_Exercise requirements_
All records below must be reproduced exactly, although any pictures they contain are to be omitted.

□ □ □

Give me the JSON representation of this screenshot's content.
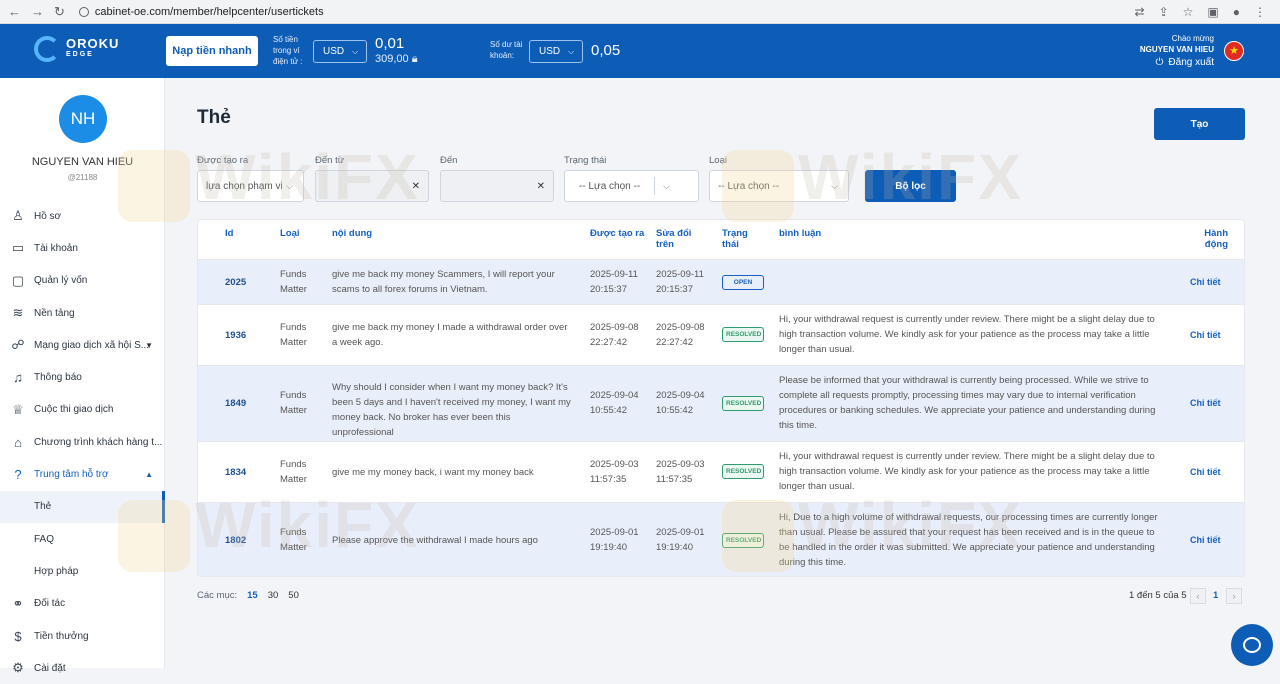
{
  "browser": {
    "url": "cabinet-oe.com/member/helpcenter/usertickets"
  },
  "header": {
    "logo_text": "OROKU",
    "logo_sub": "EDGE",
    "deposit_button": "Nạp tiền nhanh",
    "wallet_label": "Số tiền trong ví điện tử :",
    "wallet_currency": "USD",
    "wallet_amount": "0,01",
    "wallet_locked": "309,00",
    "account_label": "Số dư tài khoản:",
    "account_currency": "USD",
    "account_amount": "0,05",
    "welcome_label": "Chào mừng",
    "welcome_name": "NGUYEN VAN HIEU",
    "logout_label": "Đăng xuất",
    "flag_icon": "vietnam-flag-icon"
  },
  "sidebar": {
    "avatar_initials": "NH",
    "user_name": "NGUYEN VAN HIEU",
    "user_id": "@21188",
    "items": [
      {
        "label": "Hồ sơ",
        "icon": "user-icon"
      },
      {
        "label": "Tài khoản",
        "icon": "card-icon"
      },
      {
        "label": "Quản lý vốn",
        "icon": "wallet-icon"
      },
      {
        "label": "Nền tảng",
        "icon": "layers-icon"
      },
      {
        "label": "Mạng giao dịch xã hội S...",
        "icon": "network-icon"
      },
      {
        "label": "Thông báo",
        "icon": "bell-icon"
      },
      {
        "label": "Cuộc thi giao dịch",
        "icon": "trophy-icon"
      },
      {
        "label": "Chương trình khách hàng t...",
        "icon": "gift-icon"
      },
      {
        "label": "Trung tâm hỗ trợ",
        "icon": "help-icon"
      },
      {
        "label": "Thẻ"
      },
      {
        "label": "FAQ"
      },
      {
        "label": "Hợp pháp"
      },
      {
        "label": "Đối tác",
        "icon": "handshake-icon"
      },
      {
        "label": "Tiền thưởng",
        "icon": "dollar-icon"
      },
      {
        "label": "Cài đặt",
        "icon": "gear-icon"
      }
    ]
  },
  "main": {
    "title": "Thẻ",
    "create_button": "Tạo",
    "filters": {
      "created_label": "Được tạo ra",
      "created_value": "lựa chọn phạm vi",
      "from_label": "Đến từ",
      "to_label": "Đến",
      "status_label": "Trạng thái",
      "status_value": "-- Lựa chọn --",
      "type_label": "Loại",
      "type_value": "-- Lựa chọn --",
      "filter_button": "Bộ lọc"
    },
    "table": {
      "headers": {
        "id": "Id",
        "type": "Loại",
        "content": "nội dung",
        "created": "Được tạo ra",
        "modified": "Sửa đổi trên",
        "status": "Trạng thái",
        "comment": "bình luận",
        "action": "Hành động"
      },
      "rows": [
        {
          "id": "2025",
          "type": "Funds Matter",
          "content": "give me back my money Scammers, I will report your scams to all forex forums in Vietnam.",
          "created": "2025-09-11 20:15:37",
          "modified": "2025-09-11 20:15:37",
          "status": "OPEN",
          "comment": "",
          "action": "Chi tiết"
        },
        {
          "id": "1936",
          "type": "Funds Matter",
          "content": "give me back my money I made a withdrawal order over a week ago.",
          "created": "2025-09-08 22:27:42",
          "modified": "2025-09-08 22:27:42",
          "status": "RESOLVED",
          "comment": "Hi, your withdrawal request is currently under review. There might be a slight delay due to high transaction volume. We kindly ask for your patience as the process may take a little longer than usual.",
          "action": "Chi tiết"
        },
        {
          "id": "1849",
          "type": "Funds Matter",
          "content": "Why should I consider when I want my money back? It's been 5 days and I haven't received my money, I want my money back. No broker has ever been this unprofessional",
          "created": "2025-09-04 10:55:42",
          "modified": "2025-09-04 10:55:42",
          "status": "RESOLVED",
          "comment": "Please be informed that your withdrawal is currently being processed. While we strive to complete all requests promptly, processing times may vary due to internal verification procedures or banking schedules. We appreciate your patience and understanding during this time.",
          "action": "Chi tiết"
        },
        {
          "id": "1834",
          "type": "Funds Matter",
          "content": "give me my money back, i want my money back",
          "created": "2025-09-03 11:57:35",
          "modified": "2025-09-03 11:57:35",
          "status": "RESOLVED",
          "comment": "Hi, your withdrawal request is currently under review. There might be a slight delay due to high transaction volume. We kindly ask for your patience as the process may take a little longer than usual.",
          "action": "Chi tiết"
        },
        {
          "id": "1802",
          "type": "Funds Matter",
          "content": "Please approve the withdrawal I made hours ago",
          "created": "2025-09-01 19:19:40",
          "modified": "2025-09-01 19:19:40",
          "status": "RESOLVED",
          "comment": "Hi, Due to a high volume of withdrawal requests, our processing times are currently longer than usual. Please be assured that your request has been received and is in the queue to be handled in the order it was submitted. We appreciate your patience and understanding during this time.",
          "action": "Chi tiết"
        }
      ]
    },
    "pagination": {
      "per_page_label": "Các mục:",
      "options": [
        "15",
        "30",
        "50"
      ],
      "info": "1 đến 5 của 5",
      "current_page": "1"
    }
  },
  "watermark": "WikiFX"
}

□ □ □

_Your solution_
Give me the JSON representation of this screenshot's content.
{
  "browser": {
    "url": "cabinet-oe.com/member/helpcenter/usertickets"
  },
  "header": {
    "logo_text": "OROKU",
    "logo_sub": "EDGE",
    "deposit_button": "Nạp tiền nhanh",
    "wallet_label": "Số tiền trong ví điện tử :",
    "wallet_currency": "USD",
    "wallet_amount": "0,01",
    "wallet_locked": "309,00",
    "account_label": "Số dư tài khoản:",
    "account_currency": "USD",
    "account_amount": "0,05",
    "welcome_label": "Chào mừng",
    "welcome_name": "NGUYEN VAN HIEU",
    "logout_label": "Đăng xuất",
    "flag_icon": "vietnam-flag-icon"
  },
  "sidebar": {
    "avatar_initials": "NH",
    "user_name": "NGUYEN VAN HIEU",
    "user_id": "@21188",
    "items": [
      {
        "label": "Hồ sơ",
        "icon": "user-icon"
      },
      {
        "label": "Tài khoản",
        "icon": "card-icon"
      },
      {
        "label": "Quản lý vốn",
        "icon": "wallet-icon"
      },
      {
        "label": "Nền tảng",
        "icon": "layers-icon"
      },
      {
        "label": "Mạng giao dịch xã hội S...",
        "icon": "network-icon"
      },
      {
        "label": "Thông báo",
        "icon": "bell-icon"
      },
      {
        "label": "Cuộc thi giao dịch",
        "icon": "trophy-icon"
      },
      {
        "label": "Chương trình khách hàng t...",
        "icon": "gift-icon"
      },
      {
        "label": "Trung tâm hỗ trợ",
        "icon": "help-icon"
      },
      {
        "label": "Thẻ"
      },
      {
        "label": "FAQ"
      },
      {
        "label": "Hợp pháp"
      },
      {
        "label": "Đối tác",
        "icon": "handshake-icon"
      },
      {
        "label": "Tiền thưởng",
        "icon": "dollar-icon"
      },
      {
        "label": "Cài đặt",
        "icon": "gear-icon"
      }
    ]
  },
  "main": {
    "title": "Thẻ",
    "create_button": "Tạo",
    "filters": {
      "created_label": "Được tạo ra",
      "created_value": "lựa chọn phạm vi",
      "from_label": "Đến từ",
      "to_label": "Đến",
      "status_label": "Trạng thái",
      "status_value": "-- Lựa chọn --",
      "type_label": "Loại",
      "type_value": "-- Lựa chọn --",
      "filter_button": "Bộ lọc"
    },
    "table": {
      "headers": {
        "id": "Id",
        "type": "Loại",
        "content": "nội dung",
        "created": "Được tạo ra",
        "modified": "Sửa đổi trên",
        "status": "Trạng thái",
        "comment": "bình luận",
        "action": "Hành động"
      },
      "rows": [
        {
          "id": "2025",
          "type": "Funds Matter",
          "content": "give me back my money Scammers, I will report your scams to all forex forums in Vietnam.",
          "created": "2025-09-11 20:15:37",
          "modified": "2025-09-11 20:15:37",
          "status": "OPEN",
          "comment": "",
          "action": "Chi tiết"
        },
        {
          "id": "1936",
          "type": "Funds Matter",
          "content": "give me back my money I made a withdrawal order over a week ago.",
          "created": "2025-09-08 22:27:42",
          "modified": "2025-09-08 22:27:42",
          "status": "RESOLVED",
          "comment": "Hi, your withdrawal request is currently under review. There might be a slight delay due to high transaction volume. We kindly ask for your patience as the process may take a little longer than usual.",
          "action": "Chi tiết"
        },
        {
          "id": "1849",
          "type": "Funds Matter",
          "content": "Why should I consider when I want my money back? It's been 5 days and I haven't received my money, I want my money back. No broker has ever been this unprofessional",
          "created": "2025-09-04 10:55:42",
          "modified": "2025-09-04 10:55:42",
          "status": "RESOLVED",
          "comment": "Please be informed that your withdrawal is currently being processed. While we strive to complete all requests promptly, processing times may vary due to internal verification procedures or banking schedules. We appreciate your patience and understanding during this time.",
          "action": "Chi tiết"
        },
        {
          "id": "1834",
          "type": "Funds Matter",
          "content": "give me my money back, i want my money back",
          "created": "2025-09-03 11:57:35",
          "modified": "2025-09-03 11:57:35",
          "status": "RESOLVED",
          "comment": "Hi, your withdrawal request is currently under review. There might be a slight delay due to high transaction volume. We kindly ask for your patience as the process may take a little longer than usual.",
          "action": "Chi tiết"
        },
        {
          "id": "1802",
          "type": "Funds Matter",
          "content": "Please approve the withdrawal I made hours ago",
          "created": "2025-09-01 19:19:40",
          "modified": "2025-09-01 19:19:40",
          "status": "RESOLVED",
          "comment": "Hi, Due to a high volume of withdrawal requests, our processing times are currently longer than usual. Please be assured that your request has been received and is in the queue to be handled in the order it was submitted. We appreciate your patience and understanding during this time.",
          "action": "Chi tiết"
        }
      ]
    },
    "pagination": {
      "per_page_label": "Các mục:",
      "options": [
        "15",
        "30",
        "50"
      ],
      "info": "1 đến 5 của 5",
      "current_page": "1"
    }
  },
  "watermark": "WikiFX"
}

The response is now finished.